### Task
Could the listing below be reproduced exactly, minus its pictures?
====== Source information
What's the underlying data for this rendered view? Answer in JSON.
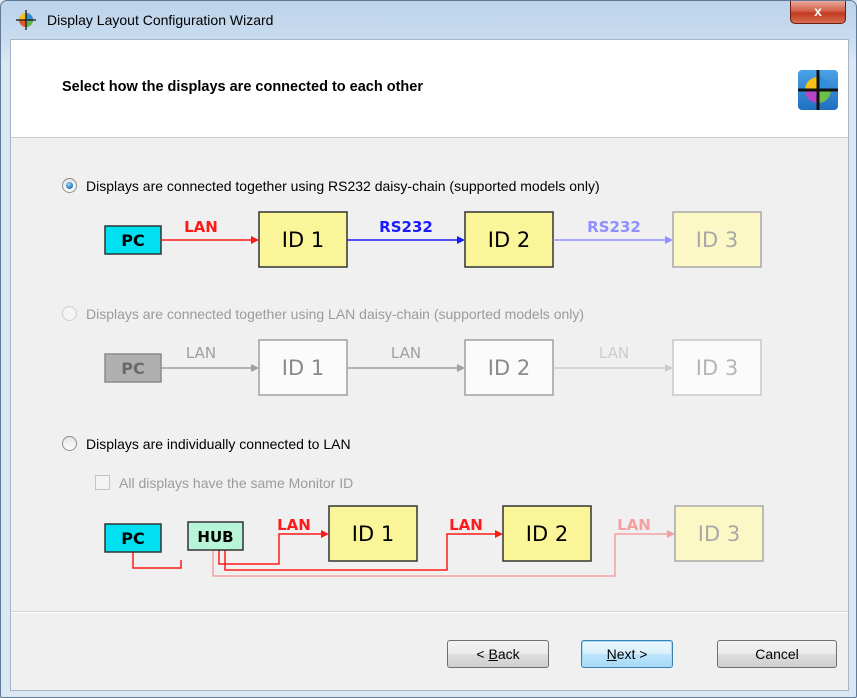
{
  "window": {
    "title": "Display Layout Configuration Wizard",
    "close_label": "x"
  },
  "header": {
    "title": "Select how the displays are connected to each other"
  },
  "options": [
    {
      "label": "Displays are connected together using RS232 daisy-chain (supported models only)",
      "selected": true,
      "enabled": true,
      "diagram": {
        "pc": "PC",
        "links": [
          "LAN",
          "RS232",
          "RS232"
        ],
        "displays": [
          "ID 1",
          "ID 2",
          "ID 3"
        ]
      }
    },
    {
      "label": "Displays are connected together using LAN daisy-chain (supported models only)",
      "selected": false,
      "enabled": false,
      "diagram": {
        "pc": "PC",
        "links": [
          "LAN",
          "LAN",
          "LAN"
        ],
        "displays": [
          "ID 1",
          "ID 2",
          "ID 3"
        ]
      }
    },
    {
      "label": "Displays are individually connected to LAN",
      "selected": false,
      "enabled": true,
      "checkbox": {
        "label": "All displays have the same Monitor ID",
        "checked": false,
        "enabled": false
      },
      "diagram": {
        "pc": "PC",
        "hub": "HUB",
        "links": [
          "LAN",
          "LAN",
          "LAN"
        ],
        "displays": [
          "ID 1",
          "ID 2",
          "ID 3"
        ]
      }
    }
  ],
  "buttons": {
    "back": {
      "prefix": "< ",
      "mnemonic": "B",
      "rest": "ack"
    },
    "next": {
      "mnemonic": "N",
      "rest": "ext >"
    },
    "cancel": "Cancel"
  },
  "colors": {
    "pc_box": "#00e0f0",
    "hub_box": "#b8f5d8",
    "display_box": "#fbf59a",
    "lan_link": "#ff1a1a",
    "rs232_link": "#1a1aff",
    "disabled": "#a0a0a0"
  }
}
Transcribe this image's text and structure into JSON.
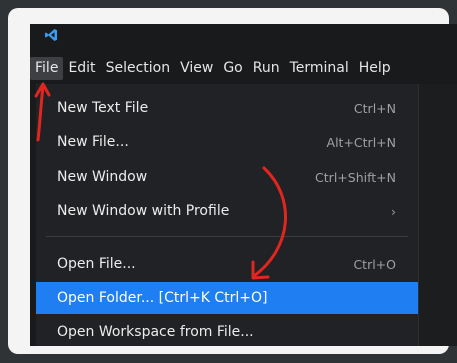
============
### Answer space
What's the underlying data for this rendered view? Answer in JSON.
{
  "window": {
    "title": "Display Layout Configuration Wizard",
    "close_label": "x"
  },
  "header": {
    "title": "Select how the displays are connected to each other"
  },
  "options": [
    {
      "label": "Displays are connected together using RS232 daisy-chain (supported models only)",
      "selected": true,
      "enabled": true,
      "diagram": {
        "pc": "PC",
        "links": [
          "LAN",
          "RS232",
          "RS232"
        ],
        "displays": [
          "ID 1",
          "ID 2",
          "ID 3"
        ]
      }
    },
    {
      "label": "Displays are connected together using LAN daisy-chain (supported models only)",
      "selected": false,
      "enabled": false,
      "diagram": {
        "pc": "PC",
        "links": [
          "LAN",
          "LAN",
          "LAN"
        ],
        "displays": [
          "ID 1",
          "ID 2",
          "ID 3"
        ]
      }
    },
    {
      "label": "Displays are individually connected to LAN",
      "selected": false,
      "enabled": true,
      "checkbox": {
        "label": "All displays have the same Monitor ID",
        "checked": false,
        "enabled": false
      },
      "diagram": {
        "pc": "PC",
        "hub": "HUB",
        "links": [
          "LAN",
          "LAN",
          "LAN"
        ],
        "displays": [
          "ID 1",
          "ID 2",
          "ID 3"
        ]
      }
    }
  ],
  "buttons": {
    "back": {
      "prefix": "< ",
      "mnemonic": "B",
      "rest": "ack"
    },
    "next": {
      "mnemonic": "N",
      "rest": "ext >"
    },
    "cancel": "Cancel"
  },
  "colors": {
    "pc_box": "#00e0f0",
    "hub_box": "#b8f5d8",
    "display_box": "#fbf59a",
    "lan_link": "#ff1a1a",
    "rs232_link": "#1a1aff",
    "disabled": "#a0a0a0"
  }
}
Transcribe this image's text and structure into JSON.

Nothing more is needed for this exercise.